Exercise directions -> These records need to be repeated exactly, every one of them.

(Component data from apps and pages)
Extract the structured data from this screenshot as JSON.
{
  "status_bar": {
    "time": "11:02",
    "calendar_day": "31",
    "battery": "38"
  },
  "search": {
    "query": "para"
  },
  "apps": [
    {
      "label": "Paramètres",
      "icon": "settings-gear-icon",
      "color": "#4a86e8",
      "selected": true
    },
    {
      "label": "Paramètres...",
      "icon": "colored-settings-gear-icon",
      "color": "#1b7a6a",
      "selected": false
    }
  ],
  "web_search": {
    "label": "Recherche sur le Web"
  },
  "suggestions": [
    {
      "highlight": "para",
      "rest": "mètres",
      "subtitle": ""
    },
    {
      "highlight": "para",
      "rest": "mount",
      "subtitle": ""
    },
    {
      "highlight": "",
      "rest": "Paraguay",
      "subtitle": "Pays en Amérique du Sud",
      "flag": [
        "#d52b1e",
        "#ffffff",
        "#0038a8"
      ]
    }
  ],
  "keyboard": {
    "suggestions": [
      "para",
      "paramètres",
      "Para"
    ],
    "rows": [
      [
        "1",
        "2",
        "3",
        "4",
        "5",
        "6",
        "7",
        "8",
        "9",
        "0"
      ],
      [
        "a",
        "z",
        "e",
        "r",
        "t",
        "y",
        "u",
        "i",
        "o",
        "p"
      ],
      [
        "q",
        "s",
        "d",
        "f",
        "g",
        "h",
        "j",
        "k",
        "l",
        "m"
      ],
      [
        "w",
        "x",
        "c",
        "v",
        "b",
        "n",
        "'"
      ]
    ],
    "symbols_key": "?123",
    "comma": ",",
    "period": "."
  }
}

Answer section ->
Extract the structured data from this screenshot as JSON.
{
  "status_bar": {
    "time": "11:02",
    "calendar_day": "31",
    "battery": "38"
  },
  "search": {
    "query": "para"
  },
  "apps": [
    {
      "label": "Paramètres",
      "icon": "settings-gear-icon",
      "color": "#4a86e8",
      "selected": true
    },
    {
      "label": "Paramètres...",
      "icon": "colored-settings-gear-icon",
      "color": "#1b7a6a",
      "selected": false
    }
  ],
  "web_search": {
    "label": "Recherche sur le Web"
  },
  "suggestions": [
    {
      "highlight": "para",
      "rest": "mètres",
      "subtitle": ""
    },
    {
      "highlight": "para",
      "rest": "mount",
      "subtitle": ""
    },
    {
      "highlight": "",
      "rest": "Paraguay",
      "subtitle": "Pays en Amérique du Sud",
      "flag": [
        "#d52b1e",
        "#ffffff",
        "#0038a8"
      ]
    }
  ],
  "keyboard": {
    "suggestions": [
      "para",
      "paramètres",
      "Para"
    ],
    "rows": [
      [
        "1",
        "2",
        "3",
        "4",
        "5",
        "6",
        "7",
        "8",
        "9",
        "0"
      ],
      [
        "a",
        "z",
        "e",
        "r",
        "t",
        "y",
        "u",
        "i",
        "o",
        "p"
      ],
      [
        "q",
        "s",
        "d",
        "f",
        "g",
        "h",
        "j",
        "k",
        "l",
        "m"
      ],
      [
        "w",
        "x",
        "c",
        "v",
        "b",
        "n",
        "'"
      ]
    ],
    "symbols_key": "?123",
    "comma": ",",
    "period": "."
  }
}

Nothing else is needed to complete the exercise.